<<<<

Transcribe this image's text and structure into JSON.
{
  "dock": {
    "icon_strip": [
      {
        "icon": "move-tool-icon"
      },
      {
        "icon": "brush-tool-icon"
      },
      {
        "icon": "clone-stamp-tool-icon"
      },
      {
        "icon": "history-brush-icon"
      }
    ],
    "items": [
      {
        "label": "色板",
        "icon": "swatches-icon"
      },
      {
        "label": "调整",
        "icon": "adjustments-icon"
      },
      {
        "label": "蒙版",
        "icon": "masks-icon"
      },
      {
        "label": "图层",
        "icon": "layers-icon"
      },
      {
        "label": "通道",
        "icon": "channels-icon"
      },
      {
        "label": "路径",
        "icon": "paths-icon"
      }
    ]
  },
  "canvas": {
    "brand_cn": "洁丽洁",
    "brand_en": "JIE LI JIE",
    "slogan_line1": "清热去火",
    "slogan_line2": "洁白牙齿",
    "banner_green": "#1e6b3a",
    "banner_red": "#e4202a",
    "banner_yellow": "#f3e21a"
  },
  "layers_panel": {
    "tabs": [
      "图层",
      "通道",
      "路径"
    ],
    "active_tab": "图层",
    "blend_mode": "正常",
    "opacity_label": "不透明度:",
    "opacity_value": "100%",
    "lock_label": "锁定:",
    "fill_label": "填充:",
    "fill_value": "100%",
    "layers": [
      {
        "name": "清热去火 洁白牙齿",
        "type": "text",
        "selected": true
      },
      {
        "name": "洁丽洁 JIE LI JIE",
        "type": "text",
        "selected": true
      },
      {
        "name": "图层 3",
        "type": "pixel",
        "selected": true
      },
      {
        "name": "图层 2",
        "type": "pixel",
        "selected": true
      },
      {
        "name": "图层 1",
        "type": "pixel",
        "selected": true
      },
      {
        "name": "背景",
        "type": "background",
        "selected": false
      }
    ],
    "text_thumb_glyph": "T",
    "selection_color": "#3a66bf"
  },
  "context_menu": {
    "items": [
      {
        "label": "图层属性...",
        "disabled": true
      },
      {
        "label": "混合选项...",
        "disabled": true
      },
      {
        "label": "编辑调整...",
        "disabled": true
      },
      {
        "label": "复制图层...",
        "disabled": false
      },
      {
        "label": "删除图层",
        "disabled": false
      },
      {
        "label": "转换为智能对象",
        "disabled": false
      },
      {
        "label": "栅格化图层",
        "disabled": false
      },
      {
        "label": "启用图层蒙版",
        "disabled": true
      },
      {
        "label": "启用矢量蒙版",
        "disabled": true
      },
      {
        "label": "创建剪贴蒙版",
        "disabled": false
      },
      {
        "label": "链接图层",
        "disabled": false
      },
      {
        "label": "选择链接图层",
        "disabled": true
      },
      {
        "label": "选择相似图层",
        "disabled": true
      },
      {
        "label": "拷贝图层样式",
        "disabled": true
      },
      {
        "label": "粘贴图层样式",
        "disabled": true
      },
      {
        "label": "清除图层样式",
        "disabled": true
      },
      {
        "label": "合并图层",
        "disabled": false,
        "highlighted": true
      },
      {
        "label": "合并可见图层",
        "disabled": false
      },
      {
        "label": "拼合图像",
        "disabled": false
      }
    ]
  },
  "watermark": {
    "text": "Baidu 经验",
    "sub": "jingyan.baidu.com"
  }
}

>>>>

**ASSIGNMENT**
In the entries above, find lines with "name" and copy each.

**ANSWER SECTION**
        "name": "清热去火 洁白牙齿",
        "name": "洁丽洁 JIE LI JIE",
        "name": "图层 3",
        "name": "图层 2",
        "name": "图层 1",
        "name": "背景",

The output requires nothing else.